* TASK DESCRIPTION *
From the entries below, report how many lines contain the string "true". Only the number is wanted.

_ _ _ _

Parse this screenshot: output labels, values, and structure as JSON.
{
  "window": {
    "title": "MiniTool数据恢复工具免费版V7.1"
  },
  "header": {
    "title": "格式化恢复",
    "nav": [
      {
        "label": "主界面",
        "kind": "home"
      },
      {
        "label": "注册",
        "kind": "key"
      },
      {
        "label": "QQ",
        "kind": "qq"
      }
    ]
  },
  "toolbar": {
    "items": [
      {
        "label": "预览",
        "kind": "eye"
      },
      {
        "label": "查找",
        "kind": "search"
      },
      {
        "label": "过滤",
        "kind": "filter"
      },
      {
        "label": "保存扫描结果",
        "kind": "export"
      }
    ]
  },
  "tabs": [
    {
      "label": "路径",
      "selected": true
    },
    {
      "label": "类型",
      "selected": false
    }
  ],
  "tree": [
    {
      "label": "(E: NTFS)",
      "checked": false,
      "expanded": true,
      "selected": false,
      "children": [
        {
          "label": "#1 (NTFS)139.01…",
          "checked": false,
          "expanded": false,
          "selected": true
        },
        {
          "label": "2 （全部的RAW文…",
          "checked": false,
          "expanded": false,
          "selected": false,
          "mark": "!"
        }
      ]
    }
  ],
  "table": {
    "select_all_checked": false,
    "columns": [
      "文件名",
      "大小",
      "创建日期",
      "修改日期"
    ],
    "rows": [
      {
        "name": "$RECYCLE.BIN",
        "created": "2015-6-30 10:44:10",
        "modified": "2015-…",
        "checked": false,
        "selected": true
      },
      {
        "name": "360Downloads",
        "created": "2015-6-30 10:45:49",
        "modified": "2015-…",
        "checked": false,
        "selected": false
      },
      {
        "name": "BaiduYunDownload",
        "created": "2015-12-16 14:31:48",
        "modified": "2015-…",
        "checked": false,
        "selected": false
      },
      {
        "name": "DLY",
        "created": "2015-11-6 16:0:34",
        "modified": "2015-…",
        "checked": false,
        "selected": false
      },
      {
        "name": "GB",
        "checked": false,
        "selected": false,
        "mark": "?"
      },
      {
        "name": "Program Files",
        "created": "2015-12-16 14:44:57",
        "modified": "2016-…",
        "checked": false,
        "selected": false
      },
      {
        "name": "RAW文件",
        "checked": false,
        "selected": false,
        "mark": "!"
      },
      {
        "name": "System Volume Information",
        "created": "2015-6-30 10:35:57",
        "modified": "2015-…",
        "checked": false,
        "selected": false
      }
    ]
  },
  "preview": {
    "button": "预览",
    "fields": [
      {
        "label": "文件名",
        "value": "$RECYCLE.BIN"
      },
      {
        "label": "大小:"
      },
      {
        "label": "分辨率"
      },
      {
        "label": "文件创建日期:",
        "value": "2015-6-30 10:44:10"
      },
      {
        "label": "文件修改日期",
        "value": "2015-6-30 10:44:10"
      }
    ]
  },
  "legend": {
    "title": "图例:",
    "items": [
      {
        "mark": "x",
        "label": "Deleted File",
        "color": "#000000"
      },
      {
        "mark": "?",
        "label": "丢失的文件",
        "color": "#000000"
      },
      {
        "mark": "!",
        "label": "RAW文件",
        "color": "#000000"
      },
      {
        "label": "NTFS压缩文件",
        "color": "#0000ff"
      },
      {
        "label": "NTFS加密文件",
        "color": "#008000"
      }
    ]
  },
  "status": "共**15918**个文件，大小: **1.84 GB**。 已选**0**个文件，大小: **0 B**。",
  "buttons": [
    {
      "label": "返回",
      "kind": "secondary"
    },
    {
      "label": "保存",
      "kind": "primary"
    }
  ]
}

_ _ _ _

* TASK OUTPUT *
4